**Problem to work on:**
Determine how many of the lines below include "Ride", then respond with that number and no other text.

----- Provided records

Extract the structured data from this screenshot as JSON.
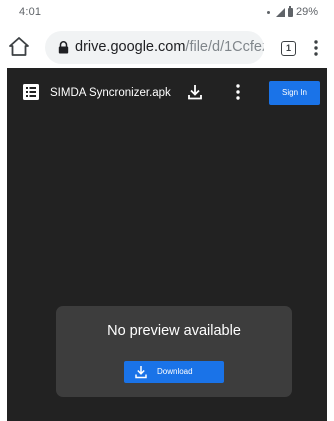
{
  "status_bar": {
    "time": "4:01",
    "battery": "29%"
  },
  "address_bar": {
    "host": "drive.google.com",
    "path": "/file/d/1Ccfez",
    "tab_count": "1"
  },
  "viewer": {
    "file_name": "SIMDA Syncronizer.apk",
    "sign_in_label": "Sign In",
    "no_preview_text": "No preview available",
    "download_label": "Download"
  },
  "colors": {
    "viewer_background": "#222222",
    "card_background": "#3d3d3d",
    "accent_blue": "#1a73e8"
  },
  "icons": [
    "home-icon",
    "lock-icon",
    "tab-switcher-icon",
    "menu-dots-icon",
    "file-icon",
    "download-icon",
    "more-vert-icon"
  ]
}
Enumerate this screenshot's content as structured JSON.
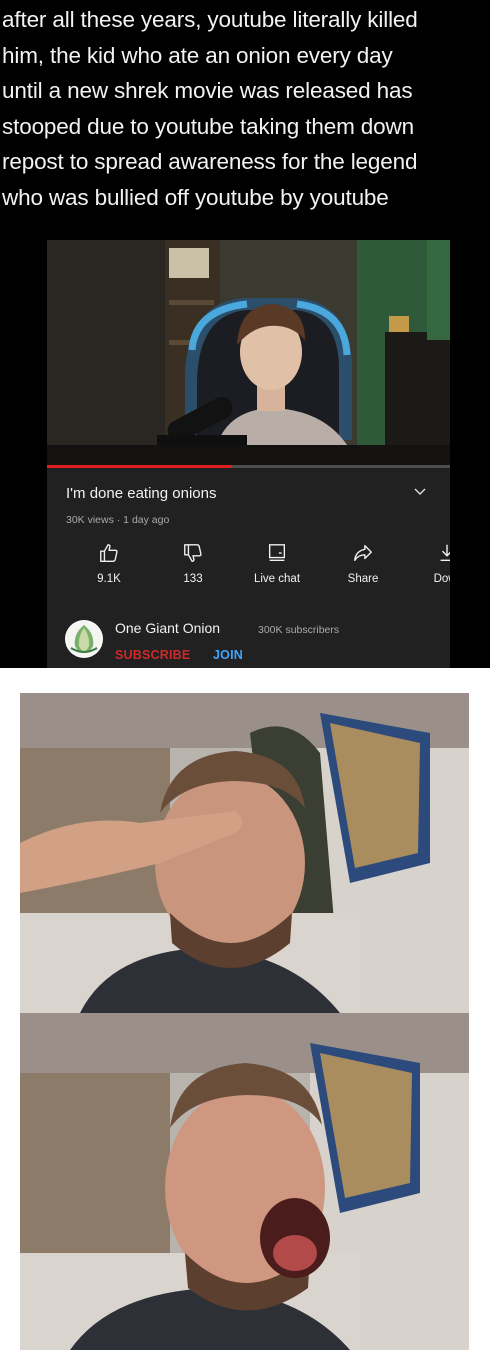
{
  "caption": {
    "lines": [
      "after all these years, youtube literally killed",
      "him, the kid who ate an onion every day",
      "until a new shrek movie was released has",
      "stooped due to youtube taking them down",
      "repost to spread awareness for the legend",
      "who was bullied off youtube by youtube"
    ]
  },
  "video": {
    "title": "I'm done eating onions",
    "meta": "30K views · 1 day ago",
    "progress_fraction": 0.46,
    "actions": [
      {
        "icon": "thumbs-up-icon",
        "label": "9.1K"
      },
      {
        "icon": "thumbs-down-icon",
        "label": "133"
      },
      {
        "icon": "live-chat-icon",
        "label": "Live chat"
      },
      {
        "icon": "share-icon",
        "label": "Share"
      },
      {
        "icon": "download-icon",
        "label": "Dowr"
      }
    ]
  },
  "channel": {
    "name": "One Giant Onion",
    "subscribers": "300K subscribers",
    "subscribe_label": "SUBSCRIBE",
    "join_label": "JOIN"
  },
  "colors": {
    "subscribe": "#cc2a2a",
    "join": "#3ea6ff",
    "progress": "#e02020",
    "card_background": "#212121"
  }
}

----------
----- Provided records

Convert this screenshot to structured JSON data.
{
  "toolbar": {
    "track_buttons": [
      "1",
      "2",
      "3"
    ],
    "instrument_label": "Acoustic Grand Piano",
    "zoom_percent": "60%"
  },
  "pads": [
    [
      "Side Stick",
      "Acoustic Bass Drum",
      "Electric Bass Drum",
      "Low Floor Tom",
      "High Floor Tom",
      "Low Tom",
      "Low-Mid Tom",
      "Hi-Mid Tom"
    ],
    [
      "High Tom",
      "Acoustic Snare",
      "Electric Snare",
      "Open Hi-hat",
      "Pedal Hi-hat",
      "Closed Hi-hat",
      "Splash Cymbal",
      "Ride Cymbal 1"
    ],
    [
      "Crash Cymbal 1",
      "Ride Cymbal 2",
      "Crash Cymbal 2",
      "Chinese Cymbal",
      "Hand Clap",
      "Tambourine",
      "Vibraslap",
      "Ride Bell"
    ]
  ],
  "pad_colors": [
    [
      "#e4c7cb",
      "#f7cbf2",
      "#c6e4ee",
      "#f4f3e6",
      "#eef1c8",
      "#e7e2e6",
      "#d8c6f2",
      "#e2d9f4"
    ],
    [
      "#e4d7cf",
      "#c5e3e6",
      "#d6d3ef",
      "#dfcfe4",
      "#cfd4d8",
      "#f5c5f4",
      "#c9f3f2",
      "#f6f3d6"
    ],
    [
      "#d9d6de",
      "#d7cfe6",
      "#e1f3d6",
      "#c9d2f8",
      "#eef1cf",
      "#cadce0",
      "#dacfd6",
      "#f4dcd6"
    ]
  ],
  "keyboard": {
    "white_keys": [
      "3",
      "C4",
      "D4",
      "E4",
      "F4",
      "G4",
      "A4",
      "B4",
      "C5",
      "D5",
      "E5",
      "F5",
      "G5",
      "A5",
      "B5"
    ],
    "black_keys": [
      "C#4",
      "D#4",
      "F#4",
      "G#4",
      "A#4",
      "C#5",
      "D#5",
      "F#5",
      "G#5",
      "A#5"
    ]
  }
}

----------

**Answer below:**
3